in 2002 I taught on the theory of rigid structures. This is one place to
look for an introduction to the subject. Rigidity
Notes Part I. Rigidity Notes Part II.
- In 1987 there was an abortive attempt to write a book on the theory
of rigid structures. The following are copies of rough drafts of selected
chapters with the authors indicated. Chapter
1 (an introduction by Ben Roth), Chapter
2 (infinitesimal rigidity by me), Chapter
3 (static rigidity by me), Chapter
4 (rigidity of convex surfaces by Ben Roth), Chapter 10 (on tensegrity by Walter Whiteley),
Chapter 16 (on global rigidity
and tensegrity by Walter Whiteley).
- An Attack on Rigidity I and an Attack on Rigidity II are two of my early papers,
never fully published in English. They deal with the rigidity of suspensions.
These are frameworks constructed by taking a closed polygon, and equator,
in Euclidean 3-space together with two additional vertices N and S that
are each connected by bars to the equator. If such a suspension flexes with
the distance between N and S changing, then the volume enclosed is zero
(not just constant). There are other goodies such as a classification of
such flexible suspensions using elliptic curves, and there are some examples
of piecewise smooth flexible and rigid suspensions in other categories. Here
is a translation of the above into Russian.
- If you would like to build a genuinely flexible sphere, here is a one-page simple easy-to-follow set of instructions
of an example by Klaus Steffen (following my example) with 9 vertices and
14 triangles. This is the smallest flexible embedded example that I know
of and is a copy of the original handwritten copy that was circulated at
I.H.E.S. in France about 1977.
The updated and more comprehensive catalog created by Allen Back, Bob Terrell and me is
You can view rotatable pictures of symmetric tensegrities, but you must
bear with four choices before you see any picture. These are
geometrically stable structures that can be constructed with
incompressible sticks suspended in mid-air with inextendable
cables. Allen Back and I have a paper where some of the theory is
described in the March-April
1998 issue of the American Scientist. Here
is a copy of that paper. Here is a brief overview of the catalog.
The summer of 2001
In the summer of 2001, we had an informal seminar on discrete geometry
and graph theory concerning various topics.

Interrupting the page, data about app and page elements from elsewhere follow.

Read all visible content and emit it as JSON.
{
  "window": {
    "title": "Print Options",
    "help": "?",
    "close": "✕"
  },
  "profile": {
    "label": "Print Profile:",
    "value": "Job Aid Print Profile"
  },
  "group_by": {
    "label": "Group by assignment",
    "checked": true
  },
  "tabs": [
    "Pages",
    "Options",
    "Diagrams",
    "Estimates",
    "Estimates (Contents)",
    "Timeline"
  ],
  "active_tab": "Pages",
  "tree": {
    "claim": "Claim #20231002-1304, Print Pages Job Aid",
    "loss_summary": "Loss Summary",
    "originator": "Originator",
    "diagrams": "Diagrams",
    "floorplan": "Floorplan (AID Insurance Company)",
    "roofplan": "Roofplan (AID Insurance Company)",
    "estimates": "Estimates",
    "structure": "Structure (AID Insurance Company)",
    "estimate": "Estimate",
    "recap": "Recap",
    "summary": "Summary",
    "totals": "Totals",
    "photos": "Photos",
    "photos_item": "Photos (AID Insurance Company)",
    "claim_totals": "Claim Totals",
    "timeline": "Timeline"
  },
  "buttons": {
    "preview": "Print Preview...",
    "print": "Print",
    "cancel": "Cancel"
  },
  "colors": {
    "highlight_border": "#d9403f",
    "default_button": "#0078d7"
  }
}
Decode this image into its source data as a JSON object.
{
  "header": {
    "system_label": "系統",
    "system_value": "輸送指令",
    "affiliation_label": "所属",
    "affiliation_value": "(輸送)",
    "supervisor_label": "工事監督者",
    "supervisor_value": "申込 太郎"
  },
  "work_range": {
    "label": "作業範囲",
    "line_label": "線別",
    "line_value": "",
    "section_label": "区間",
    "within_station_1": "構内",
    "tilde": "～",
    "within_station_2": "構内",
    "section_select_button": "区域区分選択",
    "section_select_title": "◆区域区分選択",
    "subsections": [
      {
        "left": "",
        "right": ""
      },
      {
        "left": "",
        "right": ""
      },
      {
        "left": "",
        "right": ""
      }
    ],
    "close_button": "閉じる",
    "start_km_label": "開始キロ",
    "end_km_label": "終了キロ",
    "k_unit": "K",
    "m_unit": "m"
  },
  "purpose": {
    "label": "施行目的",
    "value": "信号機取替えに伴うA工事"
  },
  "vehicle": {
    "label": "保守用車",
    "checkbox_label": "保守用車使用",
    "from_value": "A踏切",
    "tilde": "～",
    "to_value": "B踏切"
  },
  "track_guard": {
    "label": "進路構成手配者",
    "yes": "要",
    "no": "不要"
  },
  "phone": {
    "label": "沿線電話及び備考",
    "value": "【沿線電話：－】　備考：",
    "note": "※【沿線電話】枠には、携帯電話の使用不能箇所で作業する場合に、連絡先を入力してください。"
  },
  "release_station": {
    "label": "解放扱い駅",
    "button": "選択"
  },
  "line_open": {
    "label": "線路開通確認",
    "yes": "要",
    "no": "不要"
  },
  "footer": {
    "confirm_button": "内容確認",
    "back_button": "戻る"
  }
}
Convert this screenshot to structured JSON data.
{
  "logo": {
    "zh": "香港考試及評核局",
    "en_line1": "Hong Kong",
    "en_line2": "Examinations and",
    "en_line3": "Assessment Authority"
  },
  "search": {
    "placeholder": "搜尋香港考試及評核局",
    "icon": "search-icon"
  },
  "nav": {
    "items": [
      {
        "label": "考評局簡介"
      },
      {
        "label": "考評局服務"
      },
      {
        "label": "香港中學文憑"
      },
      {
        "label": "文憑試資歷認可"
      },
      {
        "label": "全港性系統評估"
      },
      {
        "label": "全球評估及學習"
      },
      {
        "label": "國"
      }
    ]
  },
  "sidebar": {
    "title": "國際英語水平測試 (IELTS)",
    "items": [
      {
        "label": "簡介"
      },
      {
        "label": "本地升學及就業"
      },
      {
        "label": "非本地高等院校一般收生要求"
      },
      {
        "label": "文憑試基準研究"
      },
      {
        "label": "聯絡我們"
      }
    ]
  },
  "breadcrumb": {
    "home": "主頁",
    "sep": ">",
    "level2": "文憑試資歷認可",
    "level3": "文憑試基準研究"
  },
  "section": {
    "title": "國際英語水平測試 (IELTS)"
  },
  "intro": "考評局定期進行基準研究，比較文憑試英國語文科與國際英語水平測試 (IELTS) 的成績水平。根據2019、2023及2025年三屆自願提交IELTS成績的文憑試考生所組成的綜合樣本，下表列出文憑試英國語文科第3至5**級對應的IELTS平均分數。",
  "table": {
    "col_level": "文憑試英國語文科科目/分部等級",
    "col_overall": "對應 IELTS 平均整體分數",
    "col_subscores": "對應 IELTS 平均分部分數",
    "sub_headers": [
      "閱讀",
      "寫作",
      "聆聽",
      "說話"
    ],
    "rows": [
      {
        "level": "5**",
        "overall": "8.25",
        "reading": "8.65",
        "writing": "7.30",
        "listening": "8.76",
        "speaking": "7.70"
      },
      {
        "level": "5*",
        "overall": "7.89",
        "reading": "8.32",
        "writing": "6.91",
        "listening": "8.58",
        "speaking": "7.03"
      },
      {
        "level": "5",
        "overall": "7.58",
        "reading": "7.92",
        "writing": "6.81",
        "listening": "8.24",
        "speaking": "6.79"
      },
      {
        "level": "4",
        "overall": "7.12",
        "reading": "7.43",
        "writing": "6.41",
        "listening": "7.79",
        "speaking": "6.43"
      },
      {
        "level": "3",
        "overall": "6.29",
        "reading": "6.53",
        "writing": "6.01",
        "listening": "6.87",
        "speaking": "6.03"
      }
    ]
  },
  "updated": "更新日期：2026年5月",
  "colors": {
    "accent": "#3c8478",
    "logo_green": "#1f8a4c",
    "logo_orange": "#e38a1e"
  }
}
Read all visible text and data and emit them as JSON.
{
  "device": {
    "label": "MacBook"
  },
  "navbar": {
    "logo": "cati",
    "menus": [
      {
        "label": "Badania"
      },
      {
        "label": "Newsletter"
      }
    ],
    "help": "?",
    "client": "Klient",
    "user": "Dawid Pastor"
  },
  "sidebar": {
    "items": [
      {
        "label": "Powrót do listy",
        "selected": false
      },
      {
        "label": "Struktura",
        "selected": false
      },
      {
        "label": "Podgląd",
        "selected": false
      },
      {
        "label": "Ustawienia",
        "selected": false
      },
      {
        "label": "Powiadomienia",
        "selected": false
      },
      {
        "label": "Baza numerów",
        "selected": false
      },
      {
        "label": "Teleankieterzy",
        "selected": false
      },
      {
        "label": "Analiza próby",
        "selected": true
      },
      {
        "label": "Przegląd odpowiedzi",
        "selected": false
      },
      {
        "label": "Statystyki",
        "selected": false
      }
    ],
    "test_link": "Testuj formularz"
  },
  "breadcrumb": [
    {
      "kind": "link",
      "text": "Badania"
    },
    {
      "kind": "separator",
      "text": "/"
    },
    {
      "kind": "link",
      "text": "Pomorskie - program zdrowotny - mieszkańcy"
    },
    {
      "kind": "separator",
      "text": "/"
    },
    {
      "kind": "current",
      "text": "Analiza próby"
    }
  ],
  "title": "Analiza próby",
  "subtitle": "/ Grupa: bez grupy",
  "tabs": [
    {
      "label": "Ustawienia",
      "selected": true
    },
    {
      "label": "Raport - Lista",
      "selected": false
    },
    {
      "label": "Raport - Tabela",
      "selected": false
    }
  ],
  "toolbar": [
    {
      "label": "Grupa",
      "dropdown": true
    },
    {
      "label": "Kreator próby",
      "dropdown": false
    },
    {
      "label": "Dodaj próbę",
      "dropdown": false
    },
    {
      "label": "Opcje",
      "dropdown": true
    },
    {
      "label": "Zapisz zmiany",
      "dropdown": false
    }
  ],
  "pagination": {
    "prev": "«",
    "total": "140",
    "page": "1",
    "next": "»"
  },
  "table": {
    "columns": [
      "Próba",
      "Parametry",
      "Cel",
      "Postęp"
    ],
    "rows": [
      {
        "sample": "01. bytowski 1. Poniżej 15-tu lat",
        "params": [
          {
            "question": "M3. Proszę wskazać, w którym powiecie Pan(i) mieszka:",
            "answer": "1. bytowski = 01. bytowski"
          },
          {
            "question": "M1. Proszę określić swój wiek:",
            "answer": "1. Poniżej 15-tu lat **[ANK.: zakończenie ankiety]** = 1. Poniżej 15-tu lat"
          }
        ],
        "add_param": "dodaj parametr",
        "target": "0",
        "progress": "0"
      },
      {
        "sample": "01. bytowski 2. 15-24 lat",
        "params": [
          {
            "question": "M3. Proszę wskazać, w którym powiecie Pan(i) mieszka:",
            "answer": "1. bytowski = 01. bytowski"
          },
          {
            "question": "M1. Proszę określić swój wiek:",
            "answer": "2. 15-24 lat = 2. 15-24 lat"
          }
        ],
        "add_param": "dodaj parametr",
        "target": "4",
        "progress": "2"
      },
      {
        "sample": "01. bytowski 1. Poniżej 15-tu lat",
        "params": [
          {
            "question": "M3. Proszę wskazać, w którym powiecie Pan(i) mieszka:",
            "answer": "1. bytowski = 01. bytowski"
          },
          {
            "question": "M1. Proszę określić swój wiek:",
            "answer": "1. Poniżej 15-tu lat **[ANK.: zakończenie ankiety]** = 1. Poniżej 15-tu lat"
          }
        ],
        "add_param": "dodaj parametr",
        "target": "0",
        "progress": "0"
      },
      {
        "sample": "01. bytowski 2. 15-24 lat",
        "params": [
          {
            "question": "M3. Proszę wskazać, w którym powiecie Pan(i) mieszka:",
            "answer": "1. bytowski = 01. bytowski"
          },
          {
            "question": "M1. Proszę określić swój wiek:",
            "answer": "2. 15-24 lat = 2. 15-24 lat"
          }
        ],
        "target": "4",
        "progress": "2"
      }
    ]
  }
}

Here
is a list of talks and speakers.
Math 294, Fall 2000, home page
The summer of 2000
In the summer of 2000, we had an informal seminar on discrete geometry
and graph theory concerning the following topics: The Colin de Verdiere
graph invariant, Stress matrices, global rigidity, symmetric polyhedra.
For more information go to the summer seminar
Some of my old courses:
My courses Spring 2001:
- Math 452,
Classical Geometries, Spring 1998: This is a senior-level undergraduate
course on the virtues of perspective, projective geometry and hyperbolic
space among other geometric topics.
661,Discrete Geometry, Distance Geometry and Rigid Structures, Fall
1998: A graduate course discussing rigidity, tensegrity, and some
of the topics mentioned above.
Math 452, Spring 2003, home page.
This semester we were experimenting with some on-line questions that students
some sections of Math 191 were to do before class on material that were
covered in that class.
Note that the syllabus of Math 191 has changed starting the Fall of 2004.
Courses I taught, Fall 2004:
(= Com S 480): Cryptography
Math 441: Combinatorics
Spring 2007 Teaching: Math 401, Tue.,Thurs.
2:55-4:10 in Malott 224 and Math 651, Tue. Thurs.
1:25-2:40 in Malott 224.
Fall 2007 Teaching: Math 221, MWF 11:15-12:05
in Malott 251.
Spring 2008 Teaching: Math 304, Prove it! 10:10-11:25
Tue. Thurs. Malott 224;
Math 452, Classical
Geometries, 2:55-4:10 Tue. Thurs. Malott 230.
Geometry and Combinatorics Seminar, Archives
Spring 2009 course: Math 7620
Fall 2009 course: Math 1910
Fall 2010 course: Math 1920 Engineering Calculus
This link is to the Blackboard site. You need to log in to get the information.
Spring of 2012: Math 3040, Prove it!
Research Experience for Undergraduates (REU) at Cornell (Summer 2012): This is Project 2.
Fall 2012: Math 1920
Link to Cornell Mathematics
Link to CUinfo